# Action item
Every line below that contains the word "JSON" must be copied.

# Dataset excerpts
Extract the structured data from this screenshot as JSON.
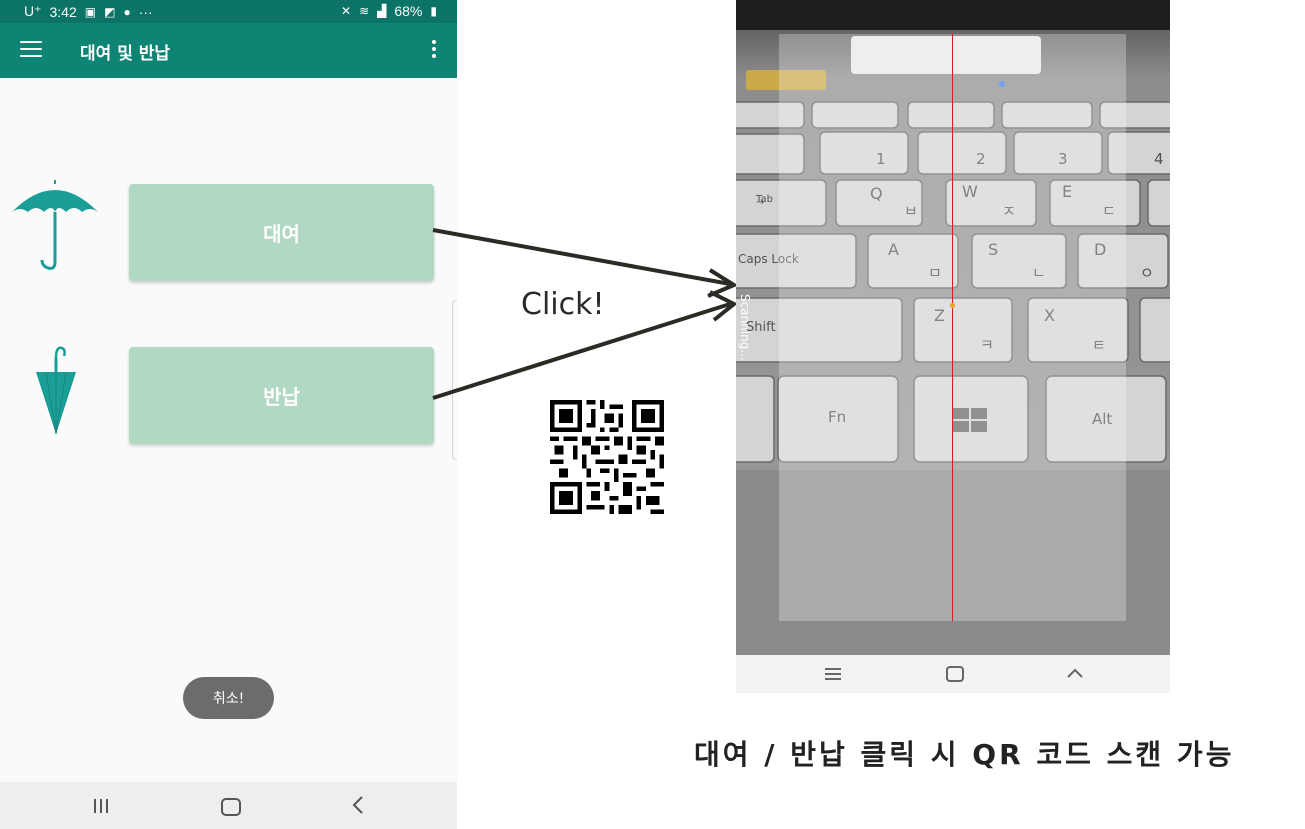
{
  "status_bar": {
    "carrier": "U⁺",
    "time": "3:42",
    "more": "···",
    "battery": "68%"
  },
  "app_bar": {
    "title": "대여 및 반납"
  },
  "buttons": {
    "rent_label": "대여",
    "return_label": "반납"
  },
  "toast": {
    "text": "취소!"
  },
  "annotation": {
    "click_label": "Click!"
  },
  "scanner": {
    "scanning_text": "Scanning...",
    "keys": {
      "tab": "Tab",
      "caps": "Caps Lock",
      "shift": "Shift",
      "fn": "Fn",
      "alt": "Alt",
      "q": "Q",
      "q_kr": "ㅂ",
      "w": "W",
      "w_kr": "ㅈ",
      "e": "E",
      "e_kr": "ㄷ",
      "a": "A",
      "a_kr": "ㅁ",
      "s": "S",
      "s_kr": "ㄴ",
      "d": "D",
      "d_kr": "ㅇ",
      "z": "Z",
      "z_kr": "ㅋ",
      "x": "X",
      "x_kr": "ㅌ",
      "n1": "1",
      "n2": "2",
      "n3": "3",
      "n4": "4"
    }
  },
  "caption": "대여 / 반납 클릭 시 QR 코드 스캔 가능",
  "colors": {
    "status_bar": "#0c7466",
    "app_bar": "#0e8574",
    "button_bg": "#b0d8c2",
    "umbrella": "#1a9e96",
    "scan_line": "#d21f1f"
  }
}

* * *

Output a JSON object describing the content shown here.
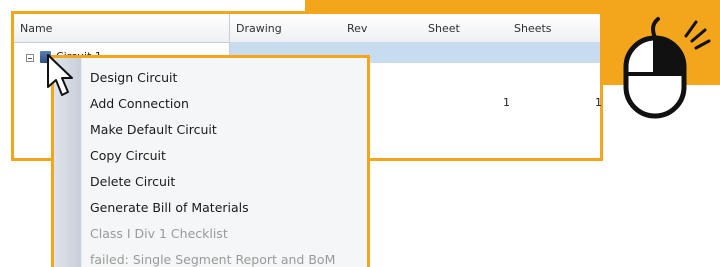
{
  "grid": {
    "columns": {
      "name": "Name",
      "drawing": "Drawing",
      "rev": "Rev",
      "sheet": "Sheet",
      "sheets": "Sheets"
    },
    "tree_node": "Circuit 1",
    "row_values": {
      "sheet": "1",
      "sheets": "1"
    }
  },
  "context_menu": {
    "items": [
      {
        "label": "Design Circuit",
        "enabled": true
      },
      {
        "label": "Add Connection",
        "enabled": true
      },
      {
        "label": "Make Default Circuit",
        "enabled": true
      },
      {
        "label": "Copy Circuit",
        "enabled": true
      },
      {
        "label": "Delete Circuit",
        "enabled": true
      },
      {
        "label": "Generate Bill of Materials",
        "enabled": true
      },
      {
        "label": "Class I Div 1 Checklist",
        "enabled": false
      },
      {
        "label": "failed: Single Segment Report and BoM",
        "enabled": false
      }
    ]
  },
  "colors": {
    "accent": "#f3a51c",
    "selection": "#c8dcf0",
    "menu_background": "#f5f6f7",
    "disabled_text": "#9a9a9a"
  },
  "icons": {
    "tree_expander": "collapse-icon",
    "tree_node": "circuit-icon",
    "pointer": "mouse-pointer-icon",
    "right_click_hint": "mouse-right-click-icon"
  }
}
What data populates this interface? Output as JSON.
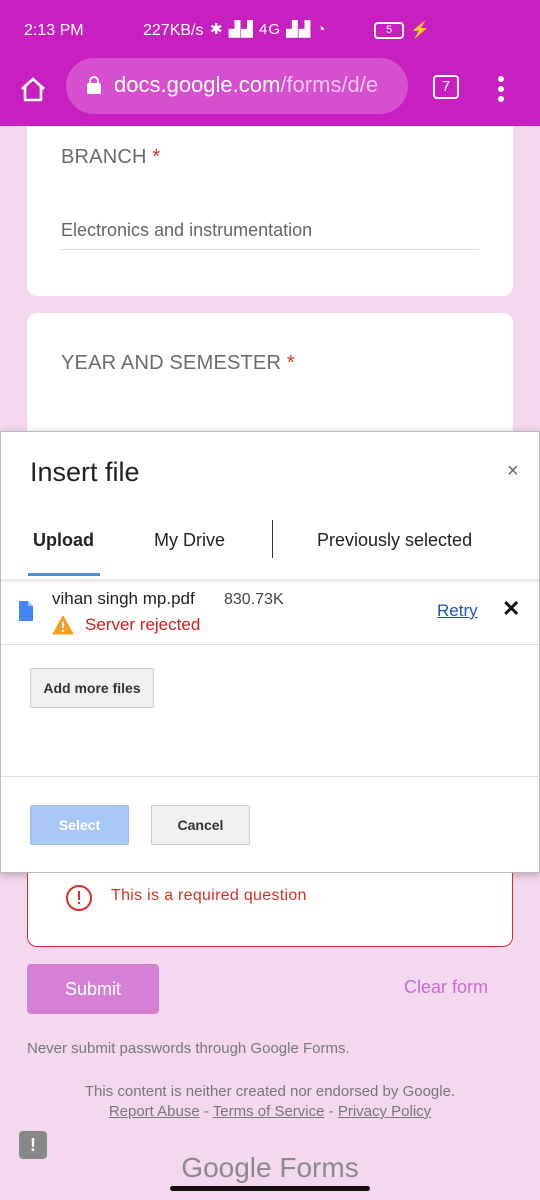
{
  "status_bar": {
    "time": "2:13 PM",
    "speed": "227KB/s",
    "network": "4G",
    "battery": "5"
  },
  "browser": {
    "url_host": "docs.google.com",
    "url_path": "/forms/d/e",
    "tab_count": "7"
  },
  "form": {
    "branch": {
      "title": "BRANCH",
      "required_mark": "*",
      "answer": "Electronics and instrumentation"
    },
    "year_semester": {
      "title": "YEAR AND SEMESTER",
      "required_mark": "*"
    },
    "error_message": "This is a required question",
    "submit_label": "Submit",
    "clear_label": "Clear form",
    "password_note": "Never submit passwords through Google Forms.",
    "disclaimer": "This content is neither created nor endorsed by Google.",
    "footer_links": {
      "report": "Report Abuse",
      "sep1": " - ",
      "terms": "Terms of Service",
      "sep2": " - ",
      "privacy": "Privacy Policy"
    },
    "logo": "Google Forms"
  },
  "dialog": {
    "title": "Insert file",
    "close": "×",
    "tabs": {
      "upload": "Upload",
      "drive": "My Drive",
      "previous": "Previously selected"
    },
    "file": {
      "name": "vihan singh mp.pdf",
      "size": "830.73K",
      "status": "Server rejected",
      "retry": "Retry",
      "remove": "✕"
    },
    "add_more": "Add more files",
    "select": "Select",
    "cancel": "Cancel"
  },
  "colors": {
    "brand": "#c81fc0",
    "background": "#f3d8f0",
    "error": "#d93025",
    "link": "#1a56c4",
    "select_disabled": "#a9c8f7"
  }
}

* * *

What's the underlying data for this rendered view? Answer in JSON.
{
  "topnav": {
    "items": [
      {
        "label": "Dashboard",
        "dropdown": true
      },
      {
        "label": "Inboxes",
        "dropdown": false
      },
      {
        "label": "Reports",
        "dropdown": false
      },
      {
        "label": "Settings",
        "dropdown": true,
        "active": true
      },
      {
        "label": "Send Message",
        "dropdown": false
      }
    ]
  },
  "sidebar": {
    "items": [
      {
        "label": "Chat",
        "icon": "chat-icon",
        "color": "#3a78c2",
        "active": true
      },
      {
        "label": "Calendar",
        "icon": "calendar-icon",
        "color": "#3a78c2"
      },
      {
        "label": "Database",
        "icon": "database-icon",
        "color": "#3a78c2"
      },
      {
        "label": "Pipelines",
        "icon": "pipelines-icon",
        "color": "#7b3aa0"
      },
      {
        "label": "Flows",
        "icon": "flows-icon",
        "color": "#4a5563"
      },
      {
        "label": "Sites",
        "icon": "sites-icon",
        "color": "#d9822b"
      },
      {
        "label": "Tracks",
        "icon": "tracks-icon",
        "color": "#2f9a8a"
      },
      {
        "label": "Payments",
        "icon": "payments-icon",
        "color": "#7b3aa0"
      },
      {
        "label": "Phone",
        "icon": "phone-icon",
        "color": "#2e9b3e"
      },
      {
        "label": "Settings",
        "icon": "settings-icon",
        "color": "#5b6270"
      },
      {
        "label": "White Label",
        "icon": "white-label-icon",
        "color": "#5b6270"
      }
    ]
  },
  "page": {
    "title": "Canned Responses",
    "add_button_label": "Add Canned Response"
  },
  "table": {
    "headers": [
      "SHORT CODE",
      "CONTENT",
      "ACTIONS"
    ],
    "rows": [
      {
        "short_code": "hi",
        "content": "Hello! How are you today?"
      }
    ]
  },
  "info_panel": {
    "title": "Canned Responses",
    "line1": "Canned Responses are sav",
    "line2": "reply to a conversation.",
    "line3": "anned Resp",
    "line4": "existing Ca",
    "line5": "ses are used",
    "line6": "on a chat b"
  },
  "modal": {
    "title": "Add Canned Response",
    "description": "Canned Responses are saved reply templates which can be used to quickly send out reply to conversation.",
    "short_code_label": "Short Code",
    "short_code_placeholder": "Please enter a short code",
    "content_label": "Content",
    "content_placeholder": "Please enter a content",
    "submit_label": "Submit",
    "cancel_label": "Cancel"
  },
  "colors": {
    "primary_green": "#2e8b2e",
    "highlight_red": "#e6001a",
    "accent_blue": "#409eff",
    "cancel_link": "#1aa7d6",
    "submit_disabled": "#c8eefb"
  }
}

# Exercise answer
Extract the structured data from this screenshot as JSON.
Output a JSON object describing the content shown here.
What data populates this interface? Output as JSON.
What's the underlying data for this rendered view? Answer in JSON.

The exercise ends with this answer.